### YOUR INSTRUCTIONS
Scan the data beneath this task and copy each line that includes "Transactions".

### INFORMATION SUPPLIED
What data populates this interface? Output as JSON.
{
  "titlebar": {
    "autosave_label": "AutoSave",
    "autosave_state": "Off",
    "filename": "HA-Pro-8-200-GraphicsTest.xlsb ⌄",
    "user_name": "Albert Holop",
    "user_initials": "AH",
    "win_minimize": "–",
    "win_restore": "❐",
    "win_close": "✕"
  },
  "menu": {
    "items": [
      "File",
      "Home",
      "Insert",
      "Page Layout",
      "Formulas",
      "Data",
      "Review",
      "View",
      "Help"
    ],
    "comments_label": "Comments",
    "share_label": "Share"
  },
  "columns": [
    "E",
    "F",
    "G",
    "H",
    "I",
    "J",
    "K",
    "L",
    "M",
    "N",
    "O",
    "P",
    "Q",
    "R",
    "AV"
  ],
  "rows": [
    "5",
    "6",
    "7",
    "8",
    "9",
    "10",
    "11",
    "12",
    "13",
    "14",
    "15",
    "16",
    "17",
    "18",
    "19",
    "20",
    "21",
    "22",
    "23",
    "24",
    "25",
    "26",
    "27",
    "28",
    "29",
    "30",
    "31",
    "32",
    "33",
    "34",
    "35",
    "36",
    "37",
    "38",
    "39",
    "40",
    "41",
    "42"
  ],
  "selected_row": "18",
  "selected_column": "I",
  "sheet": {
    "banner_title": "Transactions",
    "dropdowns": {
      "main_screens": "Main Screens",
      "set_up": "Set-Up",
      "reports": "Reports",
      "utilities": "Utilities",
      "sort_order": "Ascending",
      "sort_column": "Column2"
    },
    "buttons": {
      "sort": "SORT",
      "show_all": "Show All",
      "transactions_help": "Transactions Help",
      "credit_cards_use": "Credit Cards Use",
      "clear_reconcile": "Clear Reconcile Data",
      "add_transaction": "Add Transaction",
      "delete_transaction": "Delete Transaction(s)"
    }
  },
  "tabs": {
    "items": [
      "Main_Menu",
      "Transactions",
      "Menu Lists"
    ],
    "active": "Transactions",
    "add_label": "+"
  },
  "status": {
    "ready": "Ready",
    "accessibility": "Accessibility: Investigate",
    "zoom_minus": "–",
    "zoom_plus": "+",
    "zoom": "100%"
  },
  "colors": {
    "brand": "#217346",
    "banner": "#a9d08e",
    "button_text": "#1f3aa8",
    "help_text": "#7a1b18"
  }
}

### TASK RESPONSE
    "banner_title": "Transactions",
      "transactions_help": "Transactions Help",
      "Transactions",
    "active": "Transactions",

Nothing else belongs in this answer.